Have you tried jackfruit yet? If not, do you even know what it is?
It’s a healthy vegan meat replacement and it’s one of the biggest food trends among vegetarians, vegans and even meat lovers. Best of all, it's the key to making an insanely delicious barbecue pulled "pork" sandwich that you won't believe is vegan.
What is jackfruit?
A relative of figs and breadfruit, jackfruit grows in tropical areas of Southeast Asia, Brazil and Africa. While it is technically a fruit, its consistency is similar to that of chicken or pork. It has a fairly neutral taste when young, so it takes on the flavor of whatever sauce or seasoning you pair it with. It has a stringy consistency that works especially well with tangy barbecue sauce.
Unlike animal sources of protein, jackfruit contains no saturated fat or cholesterol, it's light in sodium, and is also low in calories, with just 20 per a 2.65-ounce serving. Additionally, jackfruit contains 3 grams of fiber per serving, as well as 110 milligrams of potassium, heart-healthy nutrients that many of us are not getting enough of.
Why is jackfruit trendy?
Products that I couldn’t have imagined a few years ago, like vegan beef jerky and seitan bacon, are hugely popular today and are showing up in the grocery carts of committed vegans and meat eaters alike thanks to their health profile.
As to whether jackfruit is an amazing protein source like real meat, the answer is “meh.” The seeds of the jackfruit are rich in protein, but the fruit itself is not. A 2.65-ounce serving has just 1 gram of protein, compared with 21 grams found in the same amount of chicken breast. You can also buy jackfruit seed flour to bake with, but it’s still quite hard to find.
How to prepare jackfruit: Young or ripe

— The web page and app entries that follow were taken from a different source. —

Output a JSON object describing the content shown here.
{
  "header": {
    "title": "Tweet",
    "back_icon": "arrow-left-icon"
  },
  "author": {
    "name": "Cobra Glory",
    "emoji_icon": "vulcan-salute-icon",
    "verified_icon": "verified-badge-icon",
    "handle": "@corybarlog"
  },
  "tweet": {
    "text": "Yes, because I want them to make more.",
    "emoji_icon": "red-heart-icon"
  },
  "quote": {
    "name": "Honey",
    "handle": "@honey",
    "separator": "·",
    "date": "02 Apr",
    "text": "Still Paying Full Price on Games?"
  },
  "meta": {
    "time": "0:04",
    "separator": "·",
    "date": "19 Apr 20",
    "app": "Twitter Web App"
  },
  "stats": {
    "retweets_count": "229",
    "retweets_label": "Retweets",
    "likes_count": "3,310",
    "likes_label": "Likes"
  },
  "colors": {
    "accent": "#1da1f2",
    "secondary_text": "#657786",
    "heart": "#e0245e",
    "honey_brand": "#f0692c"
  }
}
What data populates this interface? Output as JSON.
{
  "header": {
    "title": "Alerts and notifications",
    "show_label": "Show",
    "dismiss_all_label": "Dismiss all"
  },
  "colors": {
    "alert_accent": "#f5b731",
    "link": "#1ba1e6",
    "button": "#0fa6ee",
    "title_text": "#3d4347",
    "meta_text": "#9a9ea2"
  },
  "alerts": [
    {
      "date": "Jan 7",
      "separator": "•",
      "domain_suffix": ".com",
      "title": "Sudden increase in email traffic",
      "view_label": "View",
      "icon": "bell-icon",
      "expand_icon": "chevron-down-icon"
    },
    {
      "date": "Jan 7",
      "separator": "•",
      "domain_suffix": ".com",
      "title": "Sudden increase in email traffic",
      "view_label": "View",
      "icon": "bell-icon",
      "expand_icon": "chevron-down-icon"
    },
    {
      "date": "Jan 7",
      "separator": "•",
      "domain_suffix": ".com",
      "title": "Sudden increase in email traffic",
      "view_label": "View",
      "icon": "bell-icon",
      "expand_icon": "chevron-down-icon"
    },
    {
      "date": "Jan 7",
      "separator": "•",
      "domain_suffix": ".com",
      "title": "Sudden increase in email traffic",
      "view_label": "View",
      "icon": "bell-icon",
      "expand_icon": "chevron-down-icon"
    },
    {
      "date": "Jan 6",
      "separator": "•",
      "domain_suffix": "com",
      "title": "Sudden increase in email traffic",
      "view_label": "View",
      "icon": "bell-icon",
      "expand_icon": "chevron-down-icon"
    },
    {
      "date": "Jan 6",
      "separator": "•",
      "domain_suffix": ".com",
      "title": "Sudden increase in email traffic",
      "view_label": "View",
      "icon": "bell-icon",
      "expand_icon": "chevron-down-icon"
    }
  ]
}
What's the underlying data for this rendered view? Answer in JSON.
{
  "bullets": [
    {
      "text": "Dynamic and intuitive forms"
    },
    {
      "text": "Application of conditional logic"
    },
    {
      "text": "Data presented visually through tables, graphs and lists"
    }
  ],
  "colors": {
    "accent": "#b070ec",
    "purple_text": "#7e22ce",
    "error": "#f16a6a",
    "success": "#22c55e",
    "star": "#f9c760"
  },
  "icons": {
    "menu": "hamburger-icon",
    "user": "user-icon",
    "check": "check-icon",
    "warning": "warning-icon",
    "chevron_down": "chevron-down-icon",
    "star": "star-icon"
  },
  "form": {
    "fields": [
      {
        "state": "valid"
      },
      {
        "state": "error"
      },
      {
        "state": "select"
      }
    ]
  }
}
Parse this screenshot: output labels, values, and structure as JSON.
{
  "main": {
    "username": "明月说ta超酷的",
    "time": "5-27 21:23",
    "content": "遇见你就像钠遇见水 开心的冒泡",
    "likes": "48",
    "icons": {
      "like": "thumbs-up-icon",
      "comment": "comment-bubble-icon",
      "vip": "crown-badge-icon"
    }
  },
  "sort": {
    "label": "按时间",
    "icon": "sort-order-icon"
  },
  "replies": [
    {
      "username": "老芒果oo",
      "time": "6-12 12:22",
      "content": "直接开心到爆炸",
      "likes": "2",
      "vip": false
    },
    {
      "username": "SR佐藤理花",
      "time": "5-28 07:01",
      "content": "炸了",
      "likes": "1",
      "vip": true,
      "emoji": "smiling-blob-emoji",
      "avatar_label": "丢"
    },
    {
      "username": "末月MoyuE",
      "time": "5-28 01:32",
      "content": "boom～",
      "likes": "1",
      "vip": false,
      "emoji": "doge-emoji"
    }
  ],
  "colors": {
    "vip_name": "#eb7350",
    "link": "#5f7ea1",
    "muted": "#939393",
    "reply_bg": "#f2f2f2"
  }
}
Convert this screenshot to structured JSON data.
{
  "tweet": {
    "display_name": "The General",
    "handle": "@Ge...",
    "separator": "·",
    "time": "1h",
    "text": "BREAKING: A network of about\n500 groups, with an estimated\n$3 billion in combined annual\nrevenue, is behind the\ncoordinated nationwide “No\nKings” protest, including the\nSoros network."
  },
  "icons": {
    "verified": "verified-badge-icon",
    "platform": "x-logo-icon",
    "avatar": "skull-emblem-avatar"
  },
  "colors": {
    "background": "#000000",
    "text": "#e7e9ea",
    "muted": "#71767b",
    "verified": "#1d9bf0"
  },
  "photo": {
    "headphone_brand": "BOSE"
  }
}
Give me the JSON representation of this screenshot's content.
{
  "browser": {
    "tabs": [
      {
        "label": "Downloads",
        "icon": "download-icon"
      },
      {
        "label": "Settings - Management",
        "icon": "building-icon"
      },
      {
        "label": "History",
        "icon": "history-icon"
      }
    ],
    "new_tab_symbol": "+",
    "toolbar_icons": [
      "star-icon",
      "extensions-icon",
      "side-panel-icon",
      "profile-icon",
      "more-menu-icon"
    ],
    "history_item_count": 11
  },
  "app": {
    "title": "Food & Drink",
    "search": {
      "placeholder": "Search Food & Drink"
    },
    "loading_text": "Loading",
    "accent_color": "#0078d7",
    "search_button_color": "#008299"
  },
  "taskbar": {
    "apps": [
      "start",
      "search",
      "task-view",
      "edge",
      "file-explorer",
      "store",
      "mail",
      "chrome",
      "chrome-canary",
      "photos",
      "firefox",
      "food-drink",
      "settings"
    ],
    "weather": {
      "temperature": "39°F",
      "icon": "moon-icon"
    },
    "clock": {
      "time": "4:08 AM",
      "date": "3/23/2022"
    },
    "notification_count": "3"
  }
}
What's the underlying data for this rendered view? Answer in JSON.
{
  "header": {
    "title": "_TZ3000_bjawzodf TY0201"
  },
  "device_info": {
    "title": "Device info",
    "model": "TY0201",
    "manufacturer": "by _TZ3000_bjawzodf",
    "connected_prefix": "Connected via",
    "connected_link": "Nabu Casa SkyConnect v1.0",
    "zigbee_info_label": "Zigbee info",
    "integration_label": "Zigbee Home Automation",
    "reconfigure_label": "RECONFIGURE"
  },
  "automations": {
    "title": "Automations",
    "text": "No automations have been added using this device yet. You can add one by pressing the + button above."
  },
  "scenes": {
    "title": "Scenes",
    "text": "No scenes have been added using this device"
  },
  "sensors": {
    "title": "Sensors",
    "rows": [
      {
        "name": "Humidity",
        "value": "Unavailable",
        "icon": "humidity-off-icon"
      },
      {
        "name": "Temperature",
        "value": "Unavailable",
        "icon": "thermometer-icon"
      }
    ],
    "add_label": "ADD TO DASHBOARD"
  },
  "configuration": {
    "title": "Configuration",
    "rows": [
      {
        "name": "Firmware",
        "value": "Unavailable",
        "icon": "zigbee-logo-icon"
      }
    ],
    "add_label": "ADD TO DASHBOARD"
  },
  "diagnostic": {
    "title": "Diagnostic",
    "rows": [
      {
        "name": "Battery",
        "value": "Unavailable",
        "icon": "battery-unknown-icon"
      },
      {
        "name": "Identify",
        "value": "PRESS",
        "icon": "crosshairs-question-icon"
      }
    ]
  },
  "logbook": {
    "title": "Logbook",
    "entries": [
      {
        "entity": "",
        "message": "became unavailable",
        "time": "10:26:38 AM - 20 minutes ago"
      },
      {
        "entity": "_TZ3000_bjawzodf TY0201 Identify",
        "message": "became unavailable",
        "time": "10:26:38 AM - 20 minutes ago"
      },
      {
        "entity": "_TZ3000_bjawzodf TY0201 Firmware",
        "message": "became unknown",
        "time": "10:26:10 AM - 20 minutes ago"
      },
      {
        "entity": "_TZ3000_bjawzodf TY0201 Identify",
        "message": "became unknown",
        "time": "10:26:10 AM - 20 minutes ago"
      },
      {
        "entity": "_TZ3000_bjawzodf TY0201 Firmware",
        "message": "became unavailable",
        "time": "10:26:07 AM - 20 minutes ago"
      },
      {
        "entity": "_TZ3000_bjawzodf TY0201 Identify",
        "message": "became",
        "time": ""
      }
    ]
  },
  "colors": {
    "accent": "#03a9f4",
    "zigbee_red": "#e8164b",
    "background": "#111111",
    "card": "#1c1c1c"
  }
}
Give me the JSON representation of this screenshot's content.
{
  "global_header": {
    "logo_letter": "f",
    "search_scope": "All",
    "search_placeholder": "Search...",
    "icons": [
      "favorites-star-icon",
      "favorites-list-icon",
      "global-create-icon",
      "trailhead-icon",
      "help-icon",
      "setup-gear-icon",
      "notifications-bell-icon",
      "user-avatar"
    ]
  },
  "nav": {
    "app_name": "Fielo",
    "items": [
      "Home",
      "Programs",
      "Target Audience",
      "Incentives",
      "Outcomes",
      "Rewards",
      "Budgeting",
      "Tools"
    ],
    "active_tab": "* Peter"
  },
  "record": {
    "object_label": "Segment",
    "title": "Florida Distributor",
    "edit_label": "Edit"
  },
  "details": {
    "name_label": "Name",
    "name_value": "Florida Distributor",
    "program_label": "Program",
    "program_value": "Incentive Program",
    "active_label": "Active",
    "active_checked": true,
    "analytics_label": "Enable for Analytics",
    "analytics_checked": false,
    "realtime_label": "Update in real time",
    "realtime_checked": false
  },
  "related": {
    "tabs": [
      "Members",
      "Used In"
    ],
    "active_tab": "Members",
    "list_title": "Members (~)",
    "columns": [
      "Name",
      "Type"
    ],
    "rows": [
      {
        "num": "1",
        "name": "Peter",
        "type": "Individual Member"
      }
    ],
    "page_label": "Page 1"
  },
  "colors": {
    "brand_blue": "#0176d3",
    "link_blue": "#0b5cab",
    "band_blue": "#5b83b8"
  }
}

The first thing to know about jackfruit is that when it’s young (also called green or unripe), it has an entirely different consistency and usage than when it’s ripe. Ripe jackfruit is eaten like any fresh fruit — the only difference is that it’s an extremely large fruit. On average, a jackfruit weighs between 30 and 50 pounds. Once you cut through the thick, green coral reef-like skin, you’ll find a creamy white interior filled with fibrous fruit and large pits.
The flavor of ripe jackfruit is sweet and it’s typically eaten raw or as part of a dessert. After chilling it in the fridge, you can then cut out the seeds with a sharp paring knife (this takes some effort). It can be eaten raw, just like that. It’s still easiest to find whole jackfruit in speciality Asian food markets, but the fruit is making its way into major grocery chains, too.
Young, unripe jackfruit can be found canned and also in pouches in the refrigerated section of the grocery store. This is the type that is gaining a lot of attention as a meat alternative. It can be used in tacos, burritos, curries, bowls and stir-fries.
And what about buying a whole green jackfruit? If you can even find one, it will be filled with a sticky white resin that stains whatever it gets on. But if you’re a total DIYer — go for it! Just know that you’ve been warned.
What to do with it
Young jackfruit is generally packed with some water, and sometimes also salt, so give it a good rinse with cold water and let it drain in a colander before using it in recipes. Then you can literally do anything with it. It works especially well with bold and spicy flavors. Add it to chilis and stews, or sauté it with onions and peppers and throw it in a pita with some za’atar. Rub it with a Mexican spice blend, sear it in a pan and then wrap it up with brown rice and avocado for a filling burrito.
For my barbecued jackfruit recipe, I used Upton’s Naturals’ original jackfruit, which you’ll find in the refrigerated section of stores like Wegmans and Whole Foods Market. True story: I’m not a fan of tricking kids into eating things that are healthier for them (I’d rather have them learn about and appreciate healthy ingredients naturally) — but I wanted to see if jackfruit would trigger the “icky alarm” for kids, so I served this to my son, who just happens to love meat. He gobbled up one half of the sandwich without even asking what kind of meat it was — and then asked for another. Bring on the jackfruit!
Frances Largeman-Roth, RD, is a nutrition expert, writer and best-selling author. Her books include Feed the Belly, The CarbLovers Diet and Eating in Color. Follow her @FrancesLRothRD and check out her website franceslargemanroth.com.
This story was originally published Jan. 11, 2017.